These findings identify a potential mechanism for how BPA may increase risk for diabetes. - GreenMedInfo Summary
Bisphenol A impairs hepatic glucose sensing in C57BL/6 male mice.
PLoS One. 2013 ;8(7):e69991. Epub 2013 Jul 29. PMID: 23922885
AIMS/HYPOTHESIS: Glucose sensing (eg. glucokinase activity) becomes impaired in the development of type 2 diabetes, the etiology of which is unclear. Estrogen can stimulate glucokinase activity, whereas the pervasive environmental pollutant bisphenol A (BPA) can inhibit estrogen action, hence we aimed to determine the effect of BPA on glucokinase activity directly.
METHODS: To evaluate a potential acute effect on hepatic glucokinase activity, BPA in water (n = 5) vs. water alone (n = 5) was administered at the EPA's purported"safe dose"(50µg/kg) by gavage to lean 6-month old male C57BL/6 mice. Two hours later, animals were euthanized and hepatic glucokinase activity measured over glucose levels from 1-20 mmol/l in liver homogenate. To determine the effect of chronic BPA exposure on hepatic glucokinase activity, lean 6-month old maleC57BL/6 mice were provided with water (n = 15) or water with 1.75 mM BPA (∼50 µg/kg/day; n = 14) for 2 weeks. Following the 2-week exposure, animals were euthanized and glucokinase activity measured as above.
RESULTS: Hepatic glucokinase activity was signficantly suppressed after 2 hours in animals given an oral BPA bolus compared to those who received only water (p = 0.002-0.029 at glucose 5-20 mmol/l; overall treatment effect p<0.001). Exposure to BPA over 2 weeks also suppressed hepatic glucokinase activity in exposed vs. unexposed mice (overall treatment effect, p = 0.003). In both experiments, the Hill coefficient was higher and Vmax lower in mice treated with BPA.

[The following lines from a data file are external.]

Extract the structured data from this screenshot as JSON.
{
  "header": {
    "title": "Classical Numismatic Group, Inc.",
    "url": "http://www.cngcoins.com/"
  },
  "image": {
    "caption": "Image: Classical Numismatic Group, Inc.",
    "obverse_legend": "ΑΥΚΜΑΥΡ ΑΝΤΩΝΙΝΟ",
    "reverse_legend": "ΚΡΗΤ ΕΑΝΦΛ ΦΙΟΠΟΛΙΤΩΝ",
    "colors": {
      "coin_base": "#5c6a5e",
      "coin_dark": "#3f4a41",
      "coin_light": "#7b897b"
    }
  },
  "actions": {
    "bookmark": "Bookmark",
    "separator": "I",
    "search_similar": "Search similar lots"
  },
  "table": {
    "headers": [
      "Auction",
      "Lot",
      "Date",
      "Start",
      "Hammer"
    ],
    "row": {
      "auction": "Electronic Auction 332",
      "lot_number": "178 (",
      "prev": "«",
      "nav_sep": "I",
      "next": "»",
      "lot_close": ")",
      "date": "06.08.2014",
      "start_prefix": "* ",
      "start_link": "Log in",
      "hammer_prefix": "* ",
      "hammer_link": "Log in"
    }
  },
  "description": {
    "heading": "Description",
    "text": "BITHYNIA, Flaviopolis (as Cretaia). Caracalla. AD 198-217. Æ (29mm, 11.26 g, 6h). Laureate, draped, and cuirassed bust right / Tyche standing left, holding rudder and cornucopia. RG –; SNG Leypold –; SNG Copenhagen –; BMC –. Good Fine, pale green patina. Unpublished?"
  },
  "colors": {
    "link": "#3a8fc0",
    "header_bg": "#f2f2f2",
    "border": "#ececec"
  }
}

CONCLUSIONS/INTERPRETATION: Both acute and chronic exposure to BPA significantly impair hepatic glucokinase activity and function. These findings identify a potential mechanism for how BPA may increase risk for diabetes.